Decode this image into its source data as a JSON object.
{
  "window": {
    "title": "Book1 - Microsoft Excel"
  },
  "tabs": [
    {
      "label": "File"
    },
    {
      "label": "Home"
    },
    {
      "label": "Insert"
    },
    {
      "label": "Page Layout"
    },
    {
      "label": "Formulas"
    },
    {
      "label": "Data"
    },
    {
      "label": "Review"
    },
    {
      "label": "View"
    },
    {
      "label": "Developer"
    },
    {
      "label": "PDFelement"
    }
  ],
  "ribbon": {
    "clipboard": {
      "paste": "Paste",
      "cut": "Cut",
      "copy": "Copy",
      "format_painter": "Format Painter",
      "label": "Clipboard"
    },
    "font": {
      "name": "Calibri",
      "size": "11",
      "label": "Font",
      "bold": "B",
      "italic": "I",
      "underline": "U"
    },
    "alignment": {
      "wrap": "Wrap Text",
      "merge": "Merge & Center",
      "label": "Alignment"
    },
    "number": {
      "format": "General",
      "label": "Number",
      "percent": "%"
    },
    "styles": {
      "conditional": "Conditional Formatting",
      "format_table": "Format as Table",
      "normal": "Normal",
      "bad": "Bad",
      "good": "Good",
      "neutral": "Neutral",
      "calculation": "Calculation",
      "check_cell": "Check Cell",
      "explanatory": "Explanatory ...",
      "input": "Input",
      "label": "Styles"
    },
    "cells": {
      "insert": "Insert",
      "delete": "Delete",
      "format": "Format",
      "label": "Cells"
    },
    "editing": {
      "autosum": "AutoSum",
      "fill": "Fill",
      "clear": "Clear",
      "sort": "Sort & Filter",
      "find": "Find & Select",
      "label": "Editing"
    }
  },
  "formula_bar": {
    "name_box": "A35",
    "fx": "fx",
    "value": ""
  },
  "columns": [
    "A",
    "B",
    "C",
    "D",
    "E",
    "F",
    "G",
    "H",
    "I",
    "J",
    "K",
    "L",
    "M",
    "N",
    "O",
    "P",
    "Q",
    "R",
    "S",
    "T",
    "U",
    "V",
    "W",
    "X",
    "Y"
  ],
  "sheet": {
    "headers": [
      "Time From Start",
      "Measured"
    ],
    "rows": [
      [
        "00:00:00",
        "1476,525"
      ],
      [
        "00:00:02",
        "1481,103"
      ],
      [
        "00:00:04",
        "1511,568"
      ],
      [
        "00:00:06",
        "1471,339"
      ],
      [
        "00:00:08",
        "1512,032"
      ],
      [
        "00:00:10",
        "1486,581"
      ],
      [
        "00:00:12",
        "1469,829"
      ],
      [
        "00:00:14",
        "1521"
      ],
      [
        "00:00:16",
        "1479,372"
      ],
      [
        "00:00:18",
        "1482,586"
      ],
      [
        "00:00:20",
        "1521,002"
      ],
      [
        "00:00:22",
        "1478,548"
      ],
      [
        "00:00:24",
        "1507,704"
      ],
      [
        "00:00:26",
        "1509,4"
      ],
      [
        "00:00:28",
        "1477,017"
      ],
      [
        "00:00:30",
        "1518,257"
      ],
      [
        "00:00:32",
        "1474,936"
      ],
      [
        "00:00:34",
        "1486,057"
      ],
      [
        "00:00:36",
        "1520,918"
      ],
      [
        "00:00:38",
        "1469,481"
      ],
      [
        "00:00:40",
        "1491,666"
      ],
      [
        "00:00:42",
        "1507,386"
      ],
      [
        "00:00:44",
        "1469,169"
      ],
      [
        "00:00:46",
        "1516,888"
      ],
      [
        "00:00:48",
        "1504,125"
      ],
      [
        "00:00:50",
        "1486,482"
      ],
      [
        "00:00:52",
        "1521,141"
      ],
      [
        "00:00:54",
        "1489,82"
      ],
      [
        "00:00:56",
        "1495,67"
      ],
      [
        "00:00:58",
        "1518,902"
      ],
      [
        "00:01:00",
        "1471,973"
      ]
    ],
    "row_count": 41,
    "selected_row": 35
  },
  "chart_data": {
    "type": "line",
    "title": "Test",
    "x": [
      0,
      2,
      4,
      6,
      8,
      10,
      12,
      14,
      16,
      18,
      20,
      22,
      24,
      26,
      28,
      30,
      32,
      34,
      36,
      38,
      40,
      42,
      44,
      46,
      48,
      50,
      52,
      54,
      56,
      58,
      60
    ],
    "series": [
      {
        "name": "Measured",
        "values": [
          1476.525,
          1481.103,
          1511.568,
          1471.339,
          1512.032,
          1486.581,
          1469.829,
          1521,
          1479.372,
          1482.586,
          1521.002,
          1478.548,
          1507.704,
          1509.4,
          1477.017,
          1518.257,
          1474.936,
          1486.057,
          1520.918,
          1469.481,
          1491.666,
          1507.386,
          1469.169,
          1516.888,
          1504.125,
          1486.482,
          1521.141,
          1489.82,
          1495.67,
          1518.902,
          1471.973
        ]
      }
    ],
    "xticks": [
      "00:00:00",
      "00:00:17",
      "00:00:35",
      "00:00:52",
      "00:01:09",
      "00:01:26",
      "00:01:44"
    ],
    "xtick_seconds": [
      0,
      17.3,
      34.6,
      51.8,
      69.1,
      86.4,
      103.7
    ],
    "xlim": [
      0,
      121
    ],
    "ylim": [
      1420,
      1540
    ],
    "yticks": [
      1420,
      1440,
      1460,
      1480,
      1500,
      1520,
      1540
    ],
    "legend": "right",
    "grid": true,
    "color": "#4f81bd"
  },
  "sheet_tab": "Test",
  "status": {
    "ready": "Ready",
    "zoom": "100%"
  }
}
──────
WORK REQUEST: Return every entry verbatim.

WRITTEN SOLUTION:
Decode this image into its source data as a JSON object.
{
  "window": {
    "title": "Book1 - Microsoft Excel"
  },
  "tabs": [
    {
      "label": "File"
    },
    {
      "label": "Home"
    },
    {
      "label": "Insert"
    },
    {
      "label": "Page Layout"
    },
    {
      "label": "Formulas"
    },
    {
      "label": "Data"
    },
    {
      "label": "Review"
    },
    {
      "label": "View"
    },
    {
      "label": "Developer"
    },
    {
      "label": "PDFelement"
    }
  ],
  "ribbon": {
    "clipboard": {
      "paste": "Paste",
      "cut": "Cut",
      "copy": "Copy",
      "format_painter": "Format Painter",
      "label": "Clipboard"
    },
    "font": {
      "name": "Calibri",
      "size": "11",
      "label": "Font",
      "bold": "B",
      "italic": "I",
      "underline": "U"
    },
    "alignment": {
      "wrap": "Wrap Text",
      "merge": "Merge & Center",
      "label": "Alignment"
    },
    "number": {
      "format": "General",
      "label": "Number",
      "percent": "%"
    },
    "styles": {
      "conditional": "Conditional Formatting",
      "format_table": "Format as Table",
      "normal": "Normal",
      "bad": "Bad",
      "good": "Good",
      "neutral": "Neutral",
      "calculation": "Calculation",
      "check_cell": "Check Cell",
      "explanatory": "Explanatory ...",
      "input": "Input",
      "label": "Styles"
    },
    "cells": {
      "insert": "Insert",
      "delete": "Delete",
      "format": "Format",
      "label": "Cells"
    },
    "editing": {
      "autosum": "AutoSum",
      "fill": "Fill",
      "clear": "Clear",
      "sort": "Sort & Filter",
      "find": "Find & Select",
      "label": "Editing"
    }
  },
  "formula_bar": {
    "name_box": "A35",
    "fx": "fx",
    "value": ""
  },
  "columns": [
    "A",
    "B",
    "C",
    "D",
    "E",
    "F",
    "G",
    "H",
    "I",
    "J",
    "K",
    "L",
    "M",
    "N",
    "O",
    "P",
    "Q",
    "R",
    "S",
    "T",
    "U",
    "V",
    "W",
    "X",
    "Y"
  ],
  "sheet": {
    "headers": [
      "Time From Start",
      "Measured"
    ],
    "rows": [
      [
        "00:00:00",
        "1476,525"
      ],
      [
        "00:00:02",
        "1481,103"
      ],
      [
        "00:00:04",
        "1511,568"
      ],
      [
        "00:00:06",
        "1471,339"
      ],
      [
        "00:00:08",
        "1512,032"
      ],
      [
        "00:00:10",
        "1486,581"
      ],
      [
        "00:00:12",
        "1469,829"
      ],
      [
        "00:00:14",
        "1521"
      ],
      [
        "00:00:16",
        "1479,372"
      ],
      [
        "00:00:18",
        "1482,586"
      ],
      [
        "00:00:20",
        "1521,002"
      ],
      [
        "00:00:22",
        "1478,548"
      ],
      [
        "00:00:24",
        "1507,704"
      ],
      [
        "00:00:26",
        "1509,4"
      ],
      [
        "00:00:28",
        "1477,017"
      ],
      [
        "00:00:30",
        "1518,257"
      ],
      [
        "00:00:32",
        "1474,936"
      ],
      [
        "00:00:34",
        "1486,057"
      ],
      [
        "00:00:36",
        "1520,918"
      ],
      [
        "00:00:38",
        "1469,481"
      ],
      [
        "00:00:40",
        "1491,666"
      ],
      [
        "00:00:42",
        "1507,386"
      ],
      [
        "00:00:44",
        "1469,169"
      ],
      [
        "00:00:46",
        "1516,888"
      ],
      [
        "00:00:48",
        "1504,125"
      ],
      [
        "00:00:50",
        "1486,482"
      ],
      [
        "00:00:52",
        "1521,141"
      ],
      [
        "00:00:54",
        "1489,82"
      ],
      [
        "00:00:56",
        "1495,67"
      ],
      [
        "00:00:58",
        "1518,902"
      ],
      [
        "00:01:00",
        "1471,973"
      ]
    ],
    "row_count": 41,
    "selected_row": 35
  },
  "chart_data": {
    "type": "line",
    "title": "Test",
    "x": [
      0,
      2,
      4,
      6,
      8,
      10,
      12,
      14,
      16,
      18,
      20,
      22,
      24,
      26,
      28,
      30,
      32,
      34,
      36,
      38,
      40,
      42,
      44,
      46,
      48,
      50,
      52,
      54,
      56,
      58,
      60
    ],
    "series": [
      {
        "name": "Measured",
        "values": [
          1476.525,
          1481.103,
          1511.568,
          1471.339,
          1512.032,
          1486.581,
          1469.829,
          1521,
          1479.372,
          1482.586,
          1521.002,
          1478.548,
          1507.704,
          1509.4,
          1477.017,
          1518.257,
          1474.936,
          1486.057,
          1520.918,
          1469.481,
          1491.666,
          1507.386,
          1469.169,
          1516.888,
          1504.125,
          1486.482,
          1521.141,
          1489.82,
          1495.67,
          1518.902,
          1471.973
        ]
      }
    ],
    "xticks": [
      "00:00:00",
      "00:00:17",
      "00:00:35",
      "00:00:52",
      "00:01:09",
      "00:01:26",
      "00:01:44"
    ],
    "xtick_seconds": [
      0,
      17.3,
      34.6,
      51.8,
      69.1,
      86.4,
      103.7
    ],
    "xlim": [
      0,
      121
    ],
    "ylim": [
      1420,
      1540
    ],
    "yticks": [
      1420,
      1440,
      1460,
      1480,
      1500,
      1520,
      1540
    ],
    "legend": "right",
    "grid": true,
    "color": "#4f81bd"
  },
  "sheet_tab": "Test",
  "status": {
    "ready": "Ready",
    "zoom": "100%"
  }
}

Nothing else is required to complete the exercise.